Recession predictions are all over the map right now. Alan Greenspan thinks there's a one-third probability. Economist David Rosenberg of Merrill Lynch estimates there's a 55 percent chance. Joel Prakken, chairman of Macroeconomic Advisers, thinks there's "well less" than a 50 percent chanceand dropped his rough estimate to around 20 percent after a bit of hectoring by me. (Prakken also expects growth in gross domestic product to "pop back up" in the second half of the year, to at least 3 percent.)
Now, remember that at any given time, according to Deutsche Bank using Federal Reserve numbers, there's a 15 percent chance of negative growth, meaning there's always a 5 percent chance of back-to-back negative quarters. (That's the back-of-the-envelope way of determining a recession.) As it always seems to be, the key going forward is the consumer. That's one reason why economists will be closely watching Friday's job report. (The private-sector ADP report predicts that 57,000 new nonfarm, nongovernment jobs were created last month.) But here are a few positive facts about consumers.
1) Household balance sheets are pretty healthy. According to new Fed data, household net worth increased $1.4 trillion last quarter, and the ratio of net worth to income increased from 5.67 to 5.75. That's the highest ratio since 2000, according to JPMorgan Chase.
2) The decline in mortgage equity withdrawals doesn't seem to be hurting consumer spending. The withdrawals fell last quarter to their lowest level of this expansion and are now 75 percent below its peak. Yet during the fourth quarter, consumer spending grew at a 4.2 percent clip, faster than the 2.8 percent pace of the third quarter.
3) Wage and income growth continues to improve.
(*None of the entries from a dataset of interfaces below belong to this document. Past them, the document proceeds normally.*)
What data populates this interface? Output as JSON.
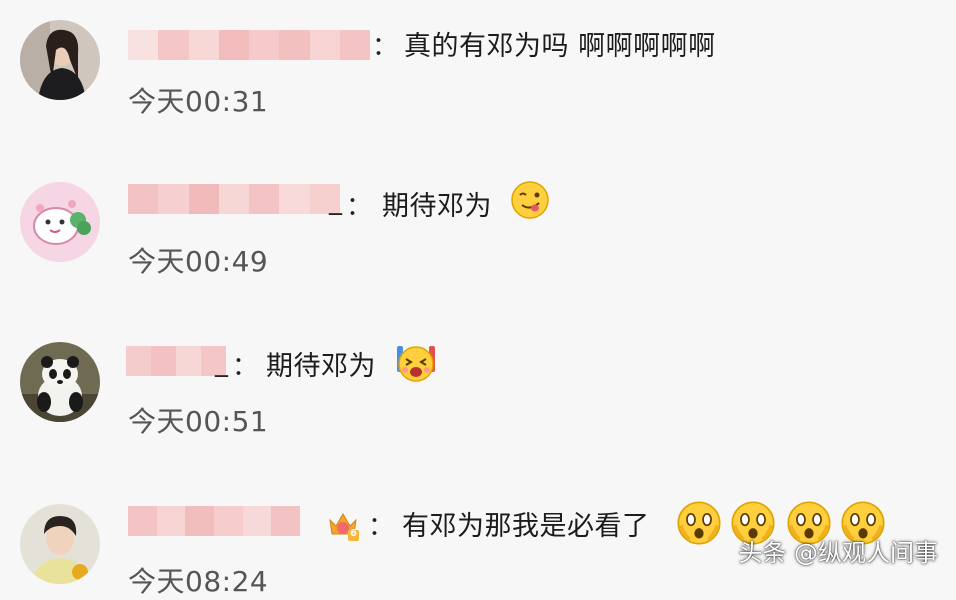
{
  "comments": [
    {
      "name_suffix": "",
      "separator": "：",
      "text": "真的有邓为吗 啊啊啊啊啊",
      "time": "今天00:31",
      "avatar": "woman-portrait"
    },
    {
      "name_suffix": "_",
      "separator": "：",
      "text": "期待邓为",
      "time": "今天00:49",
      "avatar": "pink-cartoon",
      "emoji": "yum-emoji"
    },
    {
      "name_suffix": "_",
      "separator": "：",
      "text": "期待邓为",
      "time": "今天00:51",
      "avatar": "panda",
      "emoji": "excited-emoji"
    },
    {
      "name_suffix": "",
      "separator": "：",
      "text": "有邓为那我是必看了",
      "time": "今天08:24",
      "avatar": "man-portrait",
      "badge": "6",
      "emoji": "shocked-emoji"
    }
  ],
  "watermark": "头条 @纵观人间事",
  "colors": {
    "background": "#f7f7f7",
    "text": "#1c1c1c",
    "time": "#555555",
    "name_blur": "#f4b9b9"
  }
}
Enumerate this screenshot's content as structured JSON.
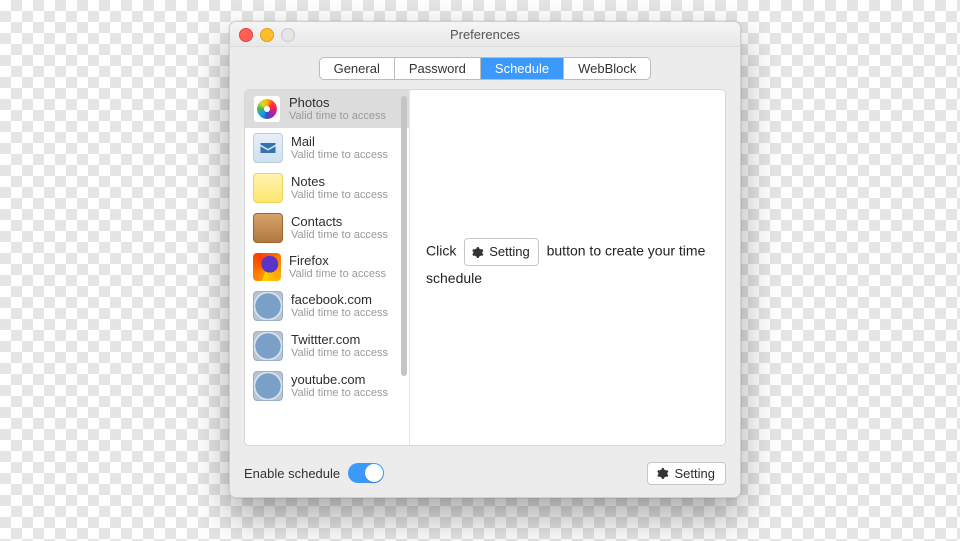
{
  "window": {
    "title": "Preferences"
  },
  "tabs": [
    {
      "label": "General",
      "active": false
    },
    {
      "label": "Password",
      "active": false
    },
    {
      "label": "Schedule",
      "active": true
    },
    {
      "label": "WebBlock",
      "active": false
    }
  ],
  "sidebar": {
    "subtitle": "Valid time to access",
    "items": [
      {
        "label": "Photos",
        "icon": "photos-icon"
      },
      {
        "label": "Mail",
        "icon": "mail-icon"
      },
      {
        "label": "Notes",
        "icon": "notes-icon"
      },
      {
        "label": "Contacts",
        "icon": "contacts-icon"
      },
      {
        "label": "Firefox",
        "icon": "firefox-icon"
      },
      {
        "label": "facebook.com",
        "icon": "safari-icon"
      },
      {
        "label": "Twittter.com",
        "icon": "safari-icon"
      },
      {
        "label": "youtube.com",
        "icon": "safari-icon"
      }
    ],
    "selected_index": 0
  },
  "detail": {
    "hint_before": "Click",
    "hint_button": "Setting",
    "hint_after": "button to create your time schedule"
  },
  "bottom": {
    "enable_label": "Enable schedule",
    "enable_on": true,
    "setting_label": "Setting"
  }
}
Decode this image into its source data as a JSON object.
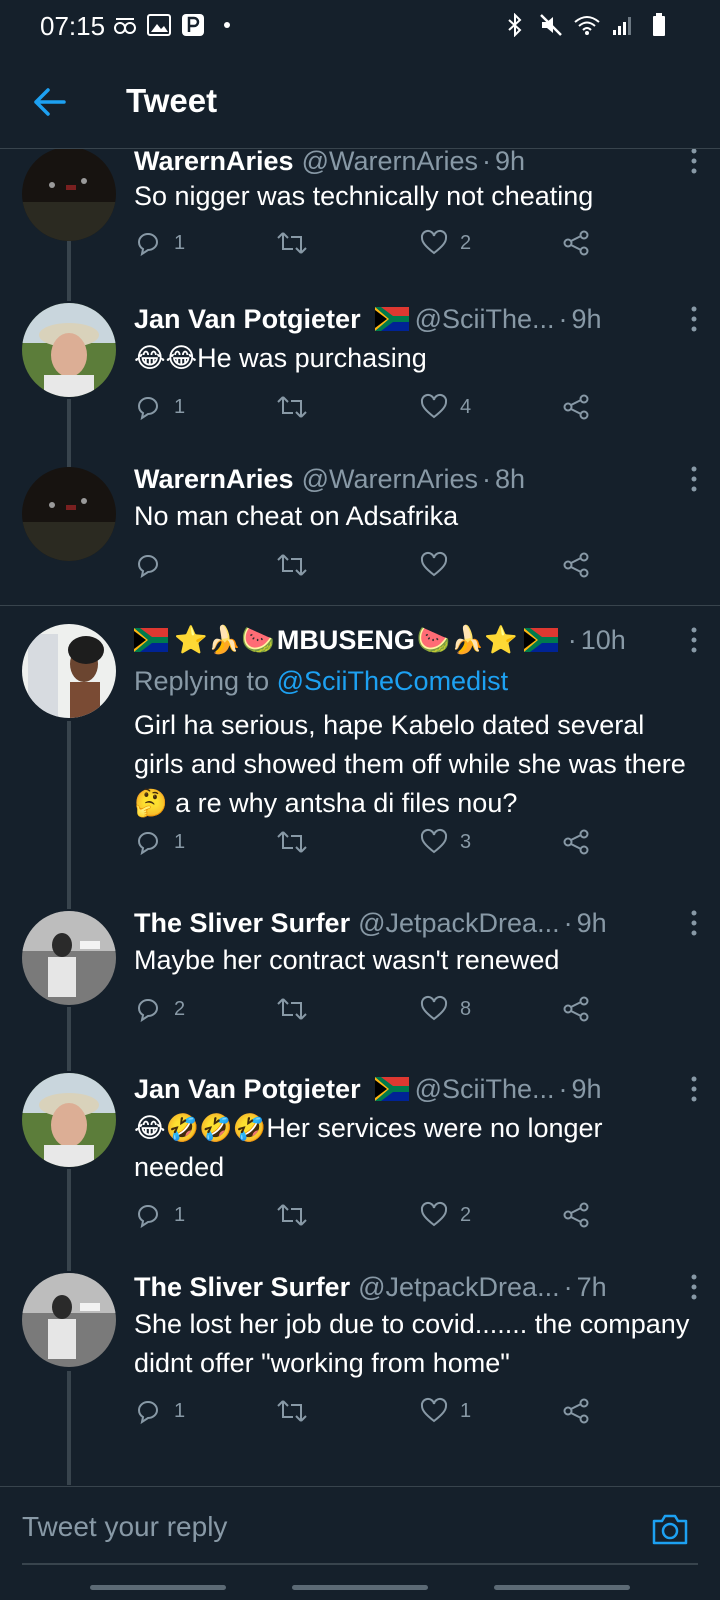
{
  "status_bar": {
    "time": "07:15",
    "left_icons": [
      "signal-sync-icon",
      "gallery-icon",
      "parking-icon",
      "dot-icon"
    ],
    "right_icons": [
      "bluetooth-icon",
      "mute-icon",
      "wifi-icon",
      "cell-signal-icon",
      "battery-icon"
    ]
  },
  "header": {
    "title": "Tweet"
  },
  "tweets": [
    {
      "name": "WarernAries",
      "handle": "@WarernAries",
      "time": "9h",
      "text": "So nigger was technically not cheating",
      "replies": "1",
      "retweets": "",
      "likes": "2"
    },
    {
      "name": "Jan Van Potgieter",
      "name_flag": true,
      "handle": "@SciiThe...",
      "time": "9h",
      "emoji_prefix": "😂😂",
      "text": "He was purchasing",
      "replies": "1",
      "retweets": "",
      "likes": "4"
    },
    {
      "name": "WarernAries",
      "handle": "@WarernAries",
      "time": "8h",
      "text": "No man cheat on Adsafrika",
      "replies": "",
      "retweets": "",
      "likes": ""
    },
    {
      "name": "MBUSENG",
      "name_prefix": "⭐🍌🍉",
      "name_suffix": "🍉🍌⭐",
      "time": "10h",
      "reply_label": "Replying to",
      "reply_handle": "@SciiTheComedist",
      "text_a": "Girl ha serious, hape Kabelo dated several girls and showed them off while she was there",
      "emoji_inline": "🤔",
      "text_b": "a re why antsha di files nou?",
      "replies": "1",
      "retweets": "",
      "likes": "3"
    },
    {
      "name": "The Sliver Surfer",
      "handle": "@JetpackDrea...",
      "time": "9h",
      "text": "Maybe her contract wasn't renewed",
      "replies": "2",
      "retweets": "",
      "likes": "8"
    },
    {
      "name": "Jan Van Potgieter",
      "name_flag": true,
      "handle": "@SciiThe...",
      "time": "9h",
      "emoji_prefix": "😂🤣🤣🤣",
      "text": "Her services were no longer needed",
      "replies": "1",
      "retweets": "",
      "likes": "2"
    },
    {
      "name": "The Sliver Surfer",
      "handle": "@JetpackDrea...",
      "time": "7h",
      "text": "She lost her job due to covid....... the company didnt offer \"working from home\"",
      "replies": "1",
      "retweets": "",
      "likes": "1"
    }
  ],
  "reply_bar": {
    "placeholder": "Tweet your reply"
  },
  "colors": {
    "background": "#15202b",
    "accent": "#1da1f2",
    "secondary_text": "#8899a6",
    "divider": "#38444d"
  }
}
Real disposable personal income increased 0.5 percent in January, compared with an increase of 0.1 percent in December. And nonfarm hourly compensation during the fourth quarter rose at an 8.2 percent seasonally adjusted annual rate. This was a lot better than the 2.8 percent increase in wages and 4 percent increase in benefits. Here's how Oak Associates economist Ed Yardeni, the guy who crunched these wage and spending numbers, explains the difference:
"This suggests that most of the strength in hourly compensation was attributable to bonuses tied to profits, stock options, and restricted stock. It is unusual for this to happen during the fourth quarter, since big bonus payers, like Wall Street firms, tend to hand out the big paychecks during the first quarter. This means that if in fact bonus payments were that good in Q4, they will be even better in Q1. In other words, consumers should have plenty of money to spend even if the job picture dims a bit at the start of the year."